JohnVolpe's concern about the possible bad effects of aquaculture (BioScience 55: 301) is interesting and raises important issues. However, I do wish to correct the record in two areas concerning bluefin tuna in the Pacific Ocean.
First, Volpe states that “the Pacific bluefin is thought also to be in steep decline.” However, information on the status of Pacific bluefin tuna, which is available on the Web site of the Inter-American Tropical Tuna Commission (IATTC; www.iattc.org/PDFFiles2/SAR2_bluefin_ENG.pdf), indicates no upward or downward trend in the catches of bluefin tuna during the 1952–1999 period (table 2.2a), which would not be the case if the stock were in steep decline. What is known about the status of bluefin tuna in the Pacific Ocean is summarized in section 5 of the online document.
Dr. Volpe goes on to say that “unlike its southern and Atlantic counterparts, this species does not benefit from oversight by an international regulatory body. Its population status is therefore largely unknown.” Pacific bluefin tuna are studied by the IATTC, the National Research Institute of Far Seas Fisheries (NRIFSF) of Japan, and several other organizations in Japan. In fact, the NRIFSF has greatly increased its research on this species during the last five years or so. Management of the fisheries is the shared responsibility of the IATTC and the newly created Western and Central Pacific Fisheries Commission.
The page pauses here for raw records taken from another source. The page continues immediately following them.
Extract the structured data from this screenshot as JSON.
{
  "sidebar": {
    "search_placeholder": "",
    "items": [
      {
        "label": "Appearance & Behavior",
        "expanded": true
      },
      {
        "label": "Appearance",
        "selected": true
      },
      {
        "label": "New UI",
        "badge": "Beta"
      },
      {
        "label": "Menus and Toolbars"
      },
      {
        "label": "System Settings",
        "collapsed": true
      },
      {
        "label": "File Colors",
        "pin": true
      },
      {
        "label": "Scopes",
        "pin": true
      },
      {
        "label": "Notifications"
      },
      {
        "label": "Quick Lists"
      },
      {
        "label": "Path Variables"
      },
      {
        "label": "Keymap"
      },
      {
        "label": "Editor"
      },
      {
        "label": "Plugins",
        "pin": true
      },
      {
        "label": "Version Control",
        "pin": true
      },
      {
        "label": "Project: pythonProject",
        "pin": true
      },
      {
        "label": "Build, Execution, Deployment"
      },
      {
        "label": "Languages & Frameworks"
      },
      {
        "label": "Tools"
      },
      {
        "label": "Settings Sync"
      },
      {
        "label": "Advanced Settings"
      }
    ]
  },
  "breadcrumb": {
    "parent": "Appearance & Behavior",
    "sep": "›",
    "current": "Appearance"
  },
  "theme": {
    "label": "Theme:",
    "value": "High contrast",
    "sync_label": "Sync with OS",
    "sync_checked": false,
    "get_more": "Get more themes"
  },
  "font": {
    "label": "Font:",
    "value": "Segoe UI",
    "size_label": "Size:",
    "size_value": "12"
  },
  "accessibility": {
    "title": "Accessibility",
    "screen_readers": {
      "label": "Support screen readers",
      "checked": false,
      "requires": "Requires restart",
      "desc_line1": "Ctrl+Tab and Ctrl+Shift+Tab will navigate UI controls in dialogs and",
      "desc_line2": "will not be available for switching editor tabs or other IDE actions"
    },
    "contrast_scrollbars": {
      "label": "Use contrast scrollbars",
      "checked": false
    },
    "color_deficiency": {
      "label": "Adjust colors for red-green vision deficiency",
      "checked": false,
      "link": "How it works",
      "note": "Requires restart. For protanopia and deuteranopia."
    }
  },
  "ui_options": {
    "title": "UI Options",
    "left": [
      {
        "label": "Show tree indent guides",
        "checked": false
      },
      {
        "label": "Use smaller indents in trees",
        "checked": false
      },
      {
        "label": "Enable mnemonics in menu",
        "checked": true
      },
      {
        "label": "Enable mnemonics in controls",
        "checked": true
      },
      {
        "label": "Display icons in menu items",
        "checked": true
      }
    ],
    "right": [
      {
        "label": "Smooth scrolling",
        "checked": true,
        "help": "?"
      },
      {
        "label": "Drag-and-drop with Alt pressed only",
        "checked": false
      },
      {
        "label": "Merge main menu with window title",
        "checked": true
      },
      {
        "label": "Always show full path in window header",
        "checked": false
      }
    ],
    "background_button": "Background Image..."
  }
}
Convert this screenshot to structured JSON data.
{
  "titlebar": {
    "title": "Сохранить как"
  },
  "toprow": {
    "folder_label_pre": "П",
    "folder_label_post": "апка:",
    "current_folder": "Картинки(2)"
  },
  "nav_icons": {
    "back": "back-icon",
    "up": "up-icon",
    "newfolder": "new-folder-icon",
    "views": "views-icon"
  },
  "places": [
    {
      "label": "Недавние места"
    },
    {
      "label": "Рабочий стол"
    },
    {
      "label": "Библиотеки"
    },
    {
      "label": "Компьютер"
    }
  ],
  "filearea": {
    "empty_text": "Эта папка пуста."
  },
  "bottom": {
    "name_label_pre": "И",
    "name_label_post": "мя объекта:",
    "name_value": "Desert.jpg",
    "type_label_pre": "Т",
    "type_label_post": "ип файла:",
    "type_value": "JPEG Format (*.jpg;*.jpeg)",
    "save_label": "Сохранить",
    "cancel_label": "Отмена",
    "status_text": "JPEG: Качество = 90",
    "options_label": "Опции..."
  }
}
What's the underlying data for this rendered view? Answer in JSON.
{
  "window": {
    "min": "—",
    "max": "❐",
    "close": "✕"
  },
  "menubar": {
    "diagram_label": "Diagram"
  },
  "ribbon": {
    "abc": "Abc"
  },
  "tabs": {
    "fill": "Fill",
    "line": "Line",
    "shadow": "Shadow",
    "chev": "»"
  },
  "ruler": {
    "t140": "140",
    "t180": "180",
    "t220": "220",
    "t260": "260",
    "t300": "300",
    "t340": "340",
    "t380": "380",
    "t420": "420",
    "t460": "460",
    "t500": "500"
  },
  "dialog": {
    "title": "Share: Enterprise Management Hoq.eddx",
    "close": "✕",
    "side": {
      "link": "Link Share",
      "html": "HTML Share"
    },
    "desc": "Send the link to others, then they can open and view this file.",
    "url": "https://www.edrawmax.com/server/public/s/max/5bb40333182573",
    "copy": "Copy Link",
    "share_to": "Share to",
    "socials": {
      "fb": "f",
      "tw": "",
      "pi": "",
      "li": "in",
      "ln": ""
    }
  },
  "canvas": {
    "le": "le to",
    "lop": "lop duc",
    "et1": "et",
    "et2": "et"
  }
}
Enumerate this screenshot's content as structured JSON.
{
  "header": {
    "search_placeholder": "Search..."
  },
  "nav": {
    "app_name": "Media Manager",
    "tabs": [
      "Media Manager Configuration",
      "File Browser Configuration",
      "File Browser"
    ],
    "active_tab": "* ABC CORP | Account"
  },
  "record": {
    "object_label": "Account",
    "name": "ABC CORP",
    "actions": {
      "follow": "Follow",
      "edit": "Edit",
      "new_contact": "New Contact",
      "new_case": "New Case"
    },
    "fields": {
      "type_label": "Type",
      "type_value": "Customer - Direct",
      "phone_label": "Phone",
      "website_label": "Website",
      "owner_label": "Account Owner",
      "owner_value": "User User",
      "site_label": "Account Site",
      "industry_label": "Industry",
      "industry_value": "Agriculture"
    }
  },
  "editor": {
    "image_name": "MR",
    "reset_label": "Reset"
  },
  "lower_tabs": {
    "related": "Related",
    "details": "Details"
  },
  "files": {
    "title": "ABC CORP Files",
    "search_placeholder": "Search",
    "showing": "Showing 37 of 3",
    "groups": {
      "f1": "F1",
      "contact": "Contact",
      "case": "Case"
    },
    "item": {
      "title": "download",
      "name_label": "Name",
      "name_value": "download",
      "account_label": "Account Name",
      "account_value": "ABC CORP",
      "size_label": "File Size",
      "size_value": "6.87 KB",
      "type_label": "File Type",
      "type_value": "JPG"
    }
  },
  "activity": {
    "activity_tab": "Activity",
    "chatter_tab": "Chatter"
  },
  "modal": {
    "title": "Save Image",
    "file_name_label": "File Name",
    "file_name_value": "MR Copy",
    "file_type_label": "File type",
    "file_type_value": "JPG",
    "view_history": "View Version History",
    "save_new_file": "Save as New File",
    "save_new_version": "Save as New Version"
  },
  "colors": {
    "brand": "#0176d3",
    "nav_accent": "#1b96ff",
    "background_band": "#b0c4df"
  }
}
Neither the statement referring to the lack of international oversight, nor the statement that the “status of the species is largely unknown,” is justified.
The second correction addresses the assertion that because the capture vessel does not land the tuna (rather, the tuna is transferred to a pen), companies are able “to circumvent every regional and international regulation established to protect tuna populations.” In fact, vessels that catch Pacific bluefin tuna for ranching all carry observers, and all of the catches that are transferred to pens are recorded.